''We must not allow our democracies to be weakened. We must not allow our elected governments and institutions to be undermined,'' John said.
''This organization should never compromise on its whole principle, which includes adhering to democratic norms,'' he said. ``Until, and unless, we step onto the plate, be honest and take strong principled and transparent positions, this organization will become a footnote.''
Haitian Foreign Minister Yvon Siméon responded by extending a diplomatic handshake to his Caribbean neighbors, saying that the transitional government that replaced Aristide ``wants to assure our friends and brothers of CARICOM of our desire to cooperate.''
Siméon pledged that general elections to replace Aristide would be held in 2005. Haiti is a CARICOM member.
Also Tuesday, the OAS' Inter-American Commission on Human Rights issued a report condemning abuses in Haiti, Venezuela, Colombia and Cuba, though Havana's membership in the OAS has been suspended since 1962.

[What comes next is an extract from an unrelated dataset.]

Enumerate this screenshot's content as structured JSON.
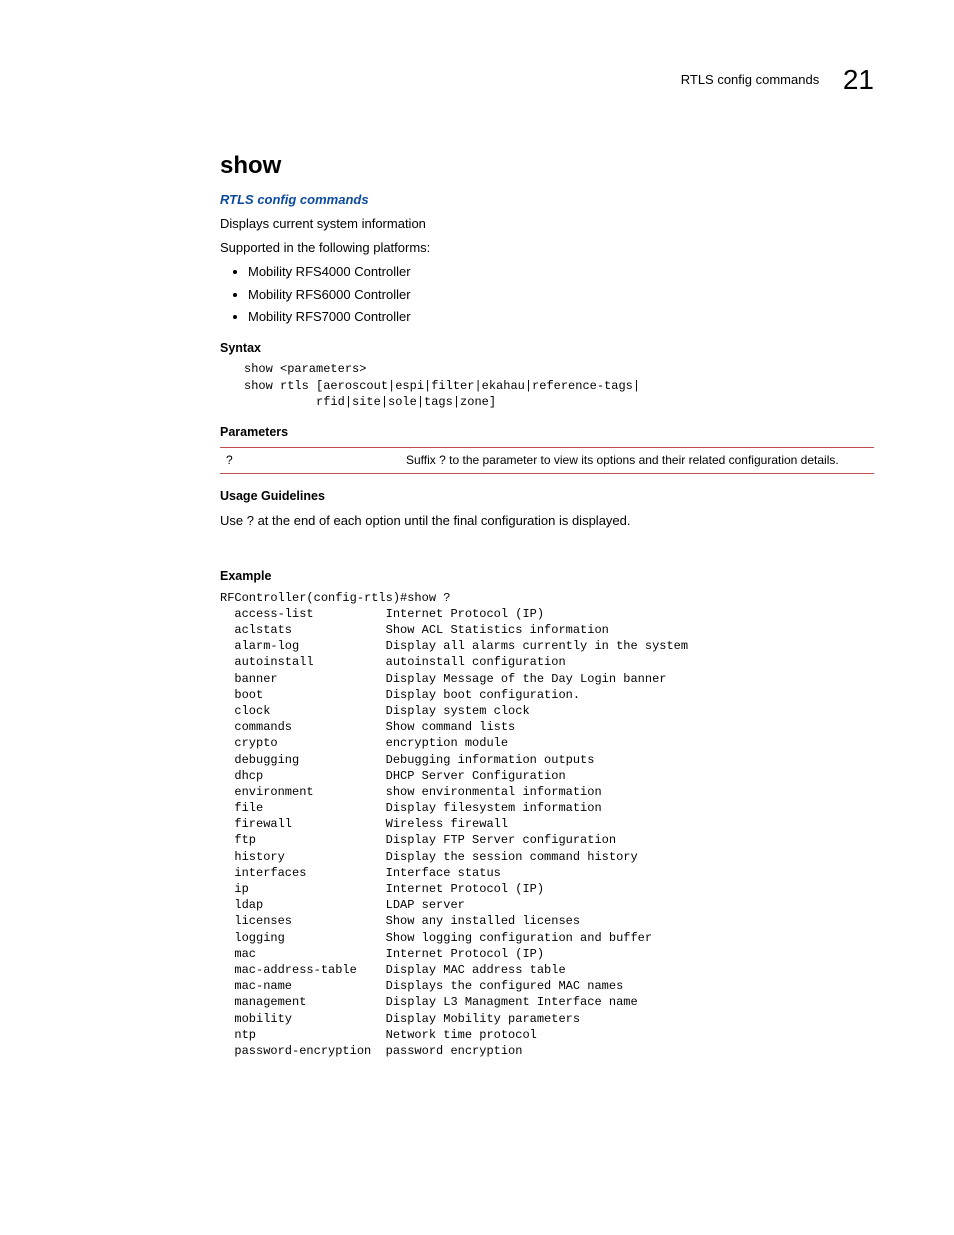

The report said there is concern about Haiti's continuing deterioration of human rights and weak judicial and security systems. It also cited fragile institutions in Venezuela, where it said that President Hugo Chávez's government has asserted its control over most public institutions, and armed groups act with impunity, including attacks against the media.
The commission also raised concerns about the deaths of innocent civilians in Colombia's armed conflict and abuses by rightist paramilitary groups. Cuba, the report added, continues to be a country of persistent violations, including the crackdown last year against government opponents.
''Within a climate of general disrespect for political rights and public liberties, including the rights to freedom of expression and association, new grave acts of repression have been carried out in a systematic fashion against dissidents and independent journalists,'' said José Zalaquett, commission president.
The commission visits member countries to analyze and report on the status of human rights.
Asked what concrete steps could be taken to resolve the abuses cited in the commission's report, Zalaquett said: ``Persuasion and shaming. Those are the tools.''